Dataset entries:
........

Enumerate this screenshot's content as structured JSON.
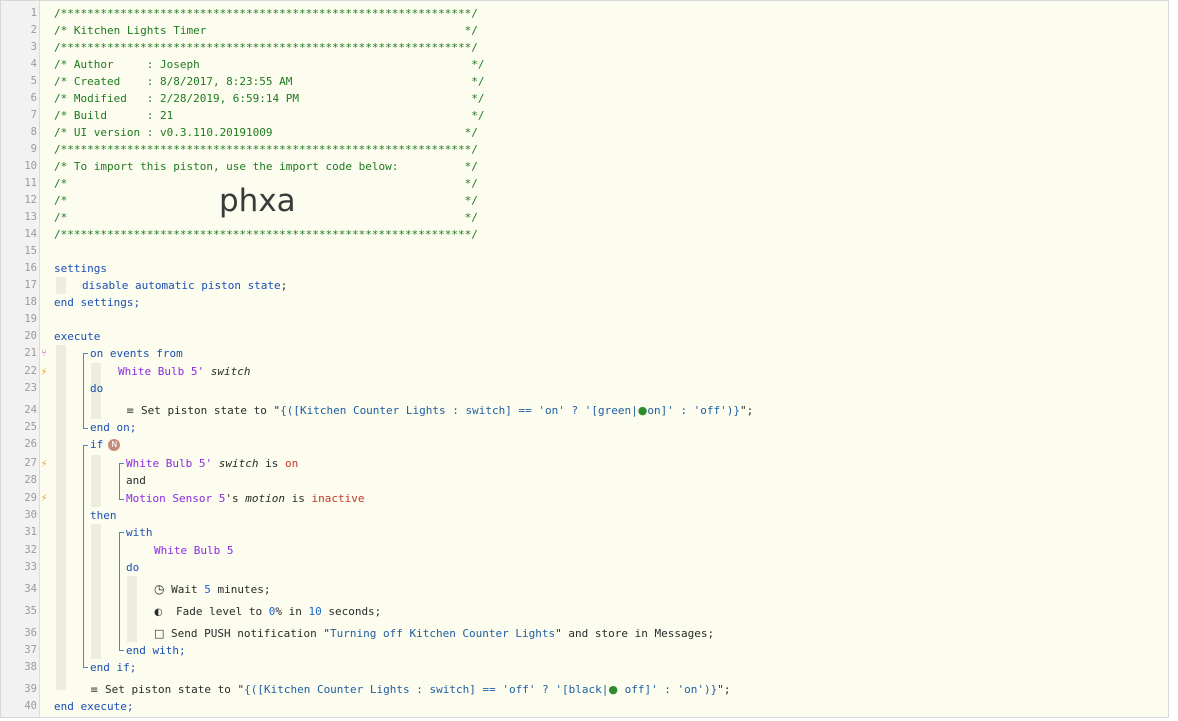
{
  "header": {
    "border_top": "/**************************************************************/",
    "title_line": "/* Kitchen Lights Timer                                       */",
    "border_2": "/**************************************************************/",
    "author_line": "/* Author     : Joseph                                         */",
    "created_line": "/* Created    : 8/8/2017, 8:23:55 AM                           */",
    "modified_line": "/* Modified   : 2/28/2019, 6:59:14 PM                          */",
    "build_line": "/* Build      : 21                                             */",
    "ui_line": "/* UI version : v0.3.110.20191009                             */",
    "border_3": "/**************************************************************/",
    "import_line": "/* To import this piston, use the import code below:          */",
    "blank_1": "/*                                                            */",
    "blank_2": "/*                                                            */",
    "blank_3": "/*                                                            */",
    "border_4": "/**************************************************************/",
    "import_code": "phxa"
  },
  "settings": {
    "open": "settings",
    "disable": "disable automatic piston state",
    "disable_end": ";",
    "close": "end settings;"
  },
  "execute": {
    "open": "execute",
    "on_events_from": "on events from",
    "event_device": "White Bulb 5'",
    "event_attr": "switch",
    "do": "do",
    "set_state_1_prefix": "Set piston state to \"",
    "set_state_1_expr_a": "{([Kitchen Counter Lights : switch] == 'on' ? '[green|",
    "set_state_1_expr_b": "on]' : 'off')}",
    "set_state_1_suffix": "\";",
    "end_on": "end on;",
    "if": "if",
    "if_badge": "N",
    "cond1_device": "White Bulb 5'",
    "cond1_attr": "switch",
    "cond1_is": " is ",
    "cond1_value": "on",
    "and": "and",
    "cond2_device": "Motion Sensor 5",
    "cond2_poss": "'s ",
    "cond2_attr": "motion",
    "cond2_is": " is ",
    "cond2_value": "inactive",
    "then": "then",
    "with": "with",
    "with_device": "White Bulb 5",
    "with_do": "do",
    "wait_text": "Wait ",
    "wait_num": "5",
    "wait_unit": " minutes;",
    "fade_text": "Fade level to ",
    "fade_level": "0",
    "fade_mid": "% in ",
    "fade_secs": "10",
    "fade_unit": " seconds;",
    "push_text": "Send PUSH notification \"",
    "push_msg": "Turning off Kitchen Counter Lights",
    "push_suffix": "\" and store in Messages;",
    "end_with": "end with;",
    "end_if": "end if;",
    "set_state_2_prefix": "Set piston state to \"",
    "set_state_2_expr_a": "{([Kitchen Counter Lights : switch] == 'off' ? '[black|",
    "set_state_2_expr_b": " off]' : 'on')}",
    "set_state_2_suffix": "\";",
    "close": "end execute;"
  },
  "line_numbers": [
    "1",
    "2",
    "3",
    "4",
    "5",
    "6",
    "7",
    "8",
    "9",
    "10",
    "11",
    "12",
    "13",
    "14",
    "15",
    "16",
    "17",
    "18",
    "19",
    "20",
    "21",
    "22",
    "23",
    "24",
    "25",
    "26",
    "27",
    "28",
    "29",
    "30",
    "31",
    "32",
    "33",
    "34",
    "35",
    "36",
    "37",
    "38",
    "39",
    "40"
  ],
  "icons": {
    "gutter_fork": "fork-icon",
    "gutter_bolt": "bolt-icon",
    "statement": "statement-lines-icon",
    "clock": "clock-icon",
    "toggle": "toggle-icon",
    "message": "message-bubble-icon",
    "bulb": "bulb-icon"
  },
  "colors": {
    "comment": "#1f7a1f",
    "keyword": "#1a4fb4",
    "device": "#8a2be2",
    "value": "#c0392b",
    "string": "#1f5fa0",
    "background": "#fcfcef"
  }
}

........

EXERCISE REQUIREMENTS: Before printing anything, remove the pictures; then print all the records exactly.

RESULT:
Enumerate this screenshot's content as structured JSON.
{
  "header": {
    "border_top": "/**************************************************************/",
    "title_line": "/* Kitchen Lights Timer                                       */",
    "border_2": "/**************************************************************/",
    "author_line": "/* Author     : Joseph                                         */",
    "created_line": "/* Created    : 8/8/2017, 8:23:55 AM                           */",
    "modified_line": "/* Modified   : 2/28/2019, 6:59:14 PM                          */",
    "build_line": "/* Build      : 21                                             */",
    "ui_line": "/* UI version : v0.3.110.20191009                             */",
    "border_3": "/**************************************************************/",
    "import_line": "/* To import this piston, use the import code below:          */",
    "blank_1": "/*                                                            */",
    "blank_2": "/*                                                            */",
    "blank_3": "/*                                                            */",
    "border_4": "/**************************************************************/",
    "import_code": "phxa"
  },
  "settings": {
    "open": "settings",
    "disable": "disable automatic piston state",
    "disable_end": ";",
    "close": "end settings;"
  },
  "execute": {
    "open": "execute",
    "on_events_from": "on events from",
    "event_device": "White Bulb 5'",
    "event_attr": "switch",
    "do": "do",
    "set_state_1_prefix": "Set piston state to \"",
    "set_state_1_expr_a": "{([Kitchen Counter Lights : switch] == 'on' ? '[green|",
    "set_state_1_expr_b": "on]' : 'off')}",
    "set_state_1_suffix": "\";",
    "end_on": "end on;",
    "if": "if",
    "if_badge": "N",
    "cond1_device": "White Bulb 5'",
    "cond1_attr": "switch",
    "cond1_is": " is ",
    "cond1_value": "on",
    "and": "and",
    "cond2_device": "Motion Sensor 5",
    "cond2_poss": "'s ",
    "cond2_attr": "motion",
    "cond2_is": " is ",
    "cond2_value": "inactive",
    "then": "then",
    "with": "with",
    "with_device": "White Bulb 5",
    "with_do": "do",
    "wait_text": "Wait ",
    "wait_num": "5",
    "wait_unit": " minutes;",
    "fade_text": "Fade level to ",
    "fade_level": "0",
    "fade_mid": "% in ",
    "fade_secs": "10",
    "fade_unit": " seconds;",
    "push_text": "Send PUSH notification \"",
    "push_msg": "Turning off Kitchen Counter Lights",
    "push_suffix": "\" and store in Messages;",
    "end_with": "end with;",
    "end_if": "end if;",
    "set_state_2_prefix": "Set piston state to \"",
    "set_state_2_expr_a": "{([Kitchen Counter Lights : switch] == 'off' ? '[black|",
    "set_state_2_expr_b": " off]' : 'on')}",
    "set_state_2_suffix": "\";",
    "close": "end execute;"
  },
  "line_numbers": [
    "1",
    "2",
    "3",
    "4",
    "5",
    "6",
    "7",
    "8",
    "9",
    "10",
    "11",
    "12",
    "13",
    "14",
    "15",
    "16",
    "17",
    "18",
    "19",
    "20",
    "21",
    "22",
    "23",
    "24",
    "25",
    "26",
    "27",
    "28",
    "29",
    "30",
    "31",
    "32",
    "33",
    "34",
    "35",
    "36",
    "37",
    "38",
    "39",
    "40"
  ],
  "icons": {
    "gutter_fork": "fork-icon",
    "gutter_bolt": "bolt-icon",
    "statement": "statement-lines-icon",
    "clock": "clock-icon",
    "toggle": "toggle-icon",
    "message": "message-bubble-icon",
    "bulb": "bulb-icon"
  },
  "colors": {
    "comment": "#1f7a1f",
    "keyword": "#1a4fb4",
    "device": "#8a2be2",
    "value": "#c0392b",
    "string": "#1f5fa0",
    "background": "#fcfcef"
  }
}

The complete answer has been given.